The Commissioner of Police and INEC Resident Electoral Commissioner in the state, Hakeem Busari and Prof.
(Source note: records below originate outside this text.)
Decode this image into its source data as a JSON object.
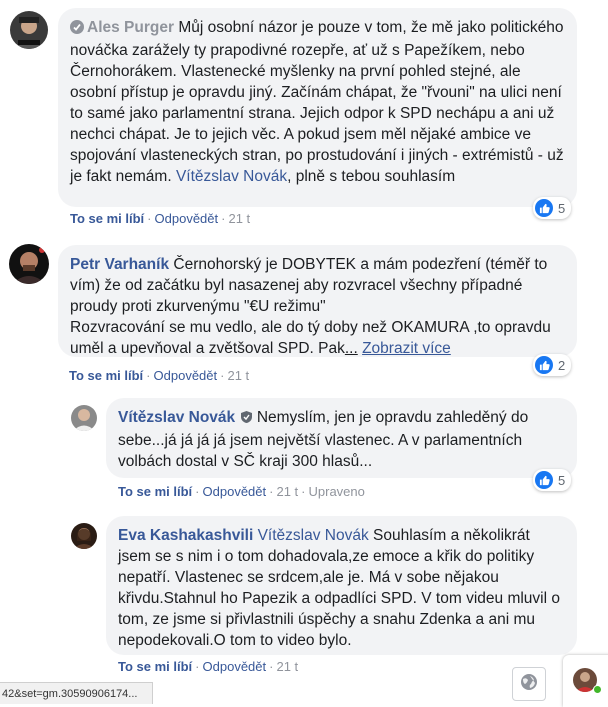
{
  "comments": [
    {
      "author": "Ales Purger",
      "text": "Můj osobní názor je pouze v tom, že mě jako politického nováčka zarážely ty prapodivné rozepře, ať už s Papežíkem, nebo Černohorákem. Vlastenecké myšlenky na první pohled stejné, ale osobní přístup je opravdu jiný. Začínám chápat, že \"řvouni\" na ulici není to samé jako parlamentní strana. Jejich odpor k SPD nechápu a ani už nechci chápat. Je to jejich věc. A pokud jsem měl nějaké ambice ve spojování vlasteneckých stran, po prostudování i jiných - extrémistů - už je fakt nemám.",
      "mention": "Vítězslav Novák",
      "text_after": ", plně s tebou souhlasím",
      "like_label": "To se mi líbí",
      "reply_label": "Odpovědět",
      "time": "21 t",
      "reactions": "5"
    },
    {
      "author": "Petr Varhaník",
      "text": "Černohorský je DOBYTEK a mám podezření (téměř to vím) že od začátku byl nasazenej aby rozvracel všechny případné proudy proti zkurvenýmu \"€U režimu\"\nRozvracování se mu vedlo, ale do tý doby než OKAMURA ,to opravdu uměl a upevňoval a zvětšoval SPD. Pak",
      "ellipsis": "...",
      "see_more": "Zobrazit více",
      "like_label": "To se mi líbí",
      "reply_label": "Odpovědět",
      "time": "21 t",
      "reactions": "2"
    },
    {
      "author": "Vítězslav Novák",
      "text": "Nemyslím, jen je opravdu zahleděný do sebe...já já já já jsem největší vlastenec. A v parlamentních volbách dostal v SČ kraji 300 hlasů...",
      "like_label": "To se mi líbí",
      "reply_label": "Odpovědět",
      "time": "21 t",
      "edited_label": "Upraveno",
      "reactions": "5"
    },
    {
      "author": "Eva Kashakashvili",
      "mention": "Vítězslav Novák",
      "text": "Souhlasím a několikrát jsem se s nim i o tom dohadovala,ze emoce a křik do politiky nepatří. Vlastenec se srdcem,ale je. Má v sobe nějakou křivdu.Stahnul ho Papezik a odpadlíci SPD. V tom videu mluvil o tom, ze jsme si přivlastnili úspěchy a snahu Zdenka a ani mu nepodekovali.O tom to video bylo.",
      "like_label": "To se mi líbí",
      "reply_label": "Odpovědět",
      "time": "21 t"
    }
  ],
  "status_url": "42&set=gm.30590906174...",
  "colors": {
    "link": "#385898",
    "bubble": "#f2f3f5",
    "like": "#1877f2"
  }
}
James Apam, gave the assurance while addressing some youth in the state.
The event, featuring over 500 youth, was a sensitization rally on the need to shun violence during the election.
In his remarks at the occasion, Mr Busari commended the youth for their non-violence stance, saying the police, alongside other security agencies, would ensure the security of lives and property before, during and after the election.
“We have already trained our men for this election and are going to have enough manpower as we have been assured of adequate support from the Force headquarters.
“The polling booths and the wards are going to be properly secured; we have nothing to fear as far as the November 16, election is concerned”, he said.
Mr Busari urged stakeholders to play the game according to the rules, warning that anything to the contrary would be viewed seriously.
Earlier at the state headquarters of INEC, the Resident Electoral Commissioner, REC, Apam, pledged that the commission would not do everything possible to ensure the conduct of free, fair and credible election.
Represented by the Head, Voter Education and Publicity, VEP, Ahmed Bagudu-Biambo, the REC commended the youth for taking it upon themselves to ensure credible election, saying electoral violence would not be tolerated.
Speaking on behalf of the youth at the occasion, Gift Omoniwa, Executive Director of Participation Initiative for Behavioural Change in Development, PIBCID, said it was time to end the use of youth as political thugs.
Mrs Omoniwa said that youth constituted more than 60 per cent of the State’s population (NPC, 2006), and also represented the majority of registered voters in the state, but had remained marginalised and under-represented in decision making.
“Over the years, the sponsors of electoral violence have used the youth to perpetrate violence and disrupt the electoral process.
“When election violence occurs, the youth, their mothers, sisters and persons living with disabilities are the first victims; today, we have come to say ‘no’ to electoral violence,” she said.
The program was organised by some non-governmental organizations, in collaboration with USAID and UKAID.